Nor is Tibetan directly related to Korean and Japanese, although they do share many similar root-words, mostly due the powerful influence of (medieval) Chinese on these languages. However, although some have proposed distant historical, genetic and linguistic connections between Tibet, Korea and Japan (and genetically there is evidence for this), because Korean and Japanese are considered languages isolates with unclear origins (or rather, too ancient origins), this is widely disputed and debated. In the opinion of the author, it is possible that Korean and Japanese represent some historical fusion of the Sino-Tibetan, Ural-Altaic and Austronesian language families, which probably occurred roughly 2500-3000 years ago. Most linguists agree that both Japanese and Korean have linguistic elements of Altaic, Austronesian and Sino-Tibetan — specifically, Tibeto-Burman. This could be due to the confluence of different cultures and tribes meeting in the same location and mixing over time.

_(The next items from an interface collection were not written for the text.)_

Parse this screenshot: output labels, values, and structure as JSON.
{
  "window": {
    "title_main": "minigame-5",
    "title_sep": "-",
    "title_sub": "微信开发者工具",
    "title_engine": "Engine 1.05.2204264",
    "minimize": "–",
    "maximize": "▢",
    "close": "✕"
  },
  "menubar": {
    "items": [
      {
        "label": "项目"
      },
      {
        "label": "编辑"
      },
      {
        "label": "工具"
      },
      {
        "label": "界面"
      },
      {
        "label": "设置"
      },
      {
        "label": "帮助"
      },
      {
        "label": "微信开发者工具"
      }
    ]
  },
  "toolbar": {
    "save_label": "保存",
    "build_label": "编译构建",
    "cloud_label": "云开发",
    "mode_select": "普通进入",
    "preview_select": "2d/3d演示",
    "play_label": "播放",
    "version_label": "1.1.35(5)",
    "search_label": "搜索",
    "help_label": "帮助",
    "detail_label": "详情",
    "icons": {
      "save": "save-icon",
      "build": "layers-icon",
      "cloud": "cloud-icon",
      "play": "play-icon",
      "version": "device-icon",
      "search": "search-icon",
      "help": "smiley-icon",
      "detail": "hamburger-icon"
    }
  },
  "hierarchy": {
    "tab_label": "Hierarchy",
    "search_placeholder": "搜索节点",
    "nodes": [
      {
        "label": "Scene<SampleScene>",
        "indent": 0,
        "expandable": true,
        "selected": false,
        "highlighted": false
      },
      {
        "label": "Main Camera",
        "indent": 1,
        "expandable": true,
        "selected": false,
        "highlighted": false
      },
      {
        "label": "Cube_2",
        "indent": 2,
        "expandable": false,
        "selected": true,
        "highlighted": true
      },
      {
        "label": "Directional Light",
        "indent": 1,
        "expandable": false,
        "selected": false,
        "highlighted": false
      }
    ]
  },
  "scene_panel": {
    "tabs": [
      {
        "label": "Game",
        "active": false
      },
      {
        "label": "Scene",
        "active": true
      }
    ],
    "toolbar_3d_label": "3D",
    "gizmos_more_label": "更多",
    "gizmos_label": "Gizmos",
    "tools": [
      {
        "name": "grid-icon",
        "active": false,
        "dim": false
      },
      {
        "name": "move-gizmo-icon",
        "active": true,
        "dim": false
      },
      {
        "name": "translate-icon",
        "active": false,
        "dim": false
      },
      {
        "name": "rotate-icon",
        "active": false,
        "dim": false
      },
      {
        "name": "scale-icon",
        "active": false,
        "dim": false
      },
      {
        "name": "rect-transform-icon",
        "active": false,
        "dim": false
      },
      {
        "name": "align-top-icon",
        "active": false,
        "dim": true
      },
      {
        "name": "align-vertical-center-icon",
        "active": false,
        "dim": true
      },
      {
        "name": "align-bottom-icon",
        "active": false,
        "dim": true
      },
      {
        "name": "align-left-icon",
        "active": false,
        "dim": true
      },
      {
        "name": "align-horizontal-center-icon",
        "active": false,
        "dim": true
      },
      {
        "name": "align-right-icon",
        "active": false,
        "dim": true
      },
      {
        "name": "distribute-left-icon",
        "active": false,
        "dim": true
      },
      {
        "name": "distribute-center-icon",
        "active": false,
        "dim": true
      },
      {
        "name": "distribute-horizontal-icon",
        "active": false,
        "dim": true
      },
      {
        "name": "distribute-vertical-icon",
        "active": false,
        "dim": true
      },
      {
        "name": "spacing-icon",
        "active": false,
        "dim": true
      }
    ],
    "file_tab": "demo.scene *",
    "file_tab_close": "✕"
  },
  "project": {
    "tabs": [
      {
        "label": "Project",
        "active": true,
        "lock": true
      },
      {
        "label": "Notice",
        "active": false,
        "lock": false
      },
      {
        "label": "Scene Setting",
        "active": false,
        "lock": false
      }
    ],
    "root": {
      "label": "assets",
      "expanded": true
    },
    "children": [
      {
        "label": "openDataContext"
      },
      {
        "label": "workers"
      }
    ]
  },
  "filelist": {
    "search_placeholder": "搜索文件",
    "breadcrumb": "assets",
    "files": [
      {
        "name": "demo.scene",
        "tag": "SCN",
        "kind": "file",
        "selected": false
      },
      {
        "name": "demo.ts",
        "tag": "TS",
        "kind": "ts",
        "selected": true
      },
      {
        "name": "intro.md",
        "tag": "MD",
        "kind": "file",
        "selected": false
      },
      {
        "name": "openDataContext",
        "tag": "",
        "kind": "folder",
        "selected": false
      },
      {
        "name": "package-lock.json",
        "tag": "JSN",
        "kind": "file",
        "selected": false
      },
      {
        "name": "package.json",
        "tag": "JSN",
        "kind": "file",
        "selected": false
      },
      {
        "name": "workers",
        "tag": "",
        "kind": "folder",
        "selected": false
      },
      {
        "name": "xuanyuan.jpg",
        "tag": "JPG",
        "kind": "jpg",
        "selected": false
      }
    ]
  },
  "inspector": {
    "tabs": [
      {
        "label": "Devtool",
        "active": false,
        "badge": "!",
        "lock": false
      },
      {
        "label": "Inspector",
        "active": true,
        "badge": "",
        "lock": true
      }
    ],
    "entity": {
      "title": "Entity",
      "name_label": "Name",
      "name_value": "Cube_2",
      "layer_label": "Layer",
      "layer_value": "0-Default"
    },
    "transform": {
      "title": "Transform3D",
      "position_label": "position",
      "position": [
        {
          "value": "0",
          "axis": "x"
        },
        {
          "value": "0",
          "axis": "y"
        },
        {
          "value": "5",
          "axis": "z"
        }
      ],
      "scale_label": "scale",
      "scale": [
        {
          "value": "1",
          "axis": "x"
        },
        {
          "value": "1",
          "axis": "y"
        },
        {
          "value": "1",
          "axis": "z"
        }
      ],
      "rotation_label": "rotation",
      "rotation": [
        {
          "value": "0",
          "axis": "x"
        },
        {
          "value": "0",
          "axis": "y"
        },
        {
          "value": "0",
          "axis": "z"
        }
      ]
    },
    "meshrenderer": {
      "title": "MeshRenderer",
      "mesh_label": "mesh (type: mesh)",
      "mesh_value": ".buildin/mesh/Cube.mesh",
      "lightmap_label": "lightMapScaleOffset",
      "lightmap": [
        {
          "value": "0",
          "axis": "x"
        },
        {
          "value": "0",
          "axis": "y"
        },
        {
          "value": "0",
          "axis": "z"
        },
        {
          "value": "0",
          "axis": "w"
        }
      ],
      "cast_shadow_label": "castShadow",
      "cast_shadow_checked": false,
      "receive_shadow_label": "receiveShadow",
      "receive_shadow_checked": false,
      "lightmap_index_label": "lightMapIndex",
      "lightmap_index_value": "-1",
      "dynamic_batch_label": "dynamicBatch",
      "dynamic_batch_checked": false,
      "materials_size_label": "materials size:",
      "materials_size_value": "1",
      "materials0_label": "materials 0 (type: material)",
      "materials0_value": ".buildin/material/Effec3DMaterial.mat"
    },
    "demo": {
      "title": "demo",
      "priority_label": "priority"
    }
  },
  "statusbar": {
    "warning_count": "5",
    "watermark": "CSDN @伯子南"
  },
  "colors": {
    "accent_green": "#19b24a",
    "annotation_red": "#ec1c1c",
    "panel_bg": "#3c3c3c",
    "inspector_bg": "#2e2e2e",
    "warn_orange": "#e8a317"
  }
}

There are many Tibeto-Burman languages with over 1 million speakers. Among them are Burmese (43-46 million native and secondary learners in Myanmar and neighboring countries), Tibetan (8 million in Tibet, India and Nepal), Karen-Karenic (7 million), Arakanese-Rakhine (2 million in Myanmar), Hani (1.8 million), Meitei (1.7 million in Manipur, Northeast India), Tamang-Tamangic (1.4 million in Nepal, Sikkim and Darjeeling District, India), Bai (1.3 million in Yunnan, Southwest China), Newari (1.2 million in Nepal), Jingpo (about 1 million in Kachin, Myanmar and Yunnan, Southwest China), Nuoso (2 million) and Nasu (1 million).
The Loloish group of languages (a branch of Lolo-Burmese), comprising some 95+ different languages, is spoken by over 9 million people in Myanmar and Southwest China. The most widely spoken among these are Nuoso (2 million), Nasu (1 million) and Lisu (940,000).
Other famous Tibeto-Burman languages include Dzongkha, spoken in Bhutan (640,000 speakers), Sherpa, spoken in Nepal (170,000 speakers), Ladakhi, spoken in Ladakh, India (111,000 speakers) and Sikkimese, spoken in Sikkim, India (70,000 speakers), all of which are closely related to Tibetan.
Other languages in the Bodish and Himalayish branches of Tibeto-Burman include Tsangla, which has 170,000 speakers in Bhutan and Arunachal Pradesh, India, the Kinnauri language, composed of a dialect cluster spoken by 84,000 people in the Kinnaur district of Himachal Pradesh, India, which is related to Ladakhi, and Gurung is another notable language in the Tibeto-Burman family, with up to 360,000 speakers in Nepal and the Darjeeling district of West Bengal, India, as is Lepcha, spoken by 66,000 people in Sikkim and Darjeeling district, India, and some parts of Nepal and Bhutan.
Also of note in the Tibeto-Burman family are the Kiranti (or Rai) group of languages, comprised of about 27 different languages, including Khambu, Limbu, Sunuwar, Yakkha, Chamling, Kulung, Khaling, Thulung, Bantawa, Bahing, Varyu, Dungmali and Lohorung, which are spoken in Nepal, Sikkim and Darjeeling district, India by approximately over 1.2 million people. Most of these languages are not well documented.
Historically and culturally, the Newari language of Nepal is one of the most significant Tibeto-Burman languages, because Newari served as Nepal’s official administrative language during the medieval period from the 14th century until 1779 under the Malla dynasty; and it remained an important Nepalese literary language until 1847. Newari was also a major language for Buddhist literature, and many Buddhist texts are preserved in Newari.
Currently, the most prominent Tibeto-Burman languages in terms of culture, modern communications and publications, and influential in a political, economic and religious sense, are Burmese, Tibetan and Dzongkha, and to a lesser extent Tamang, Newari, Meitei, Ladakhi and Sikkimese.
An interesting video which gives a fairly comprehensive list of the Tibeto-Burman languages.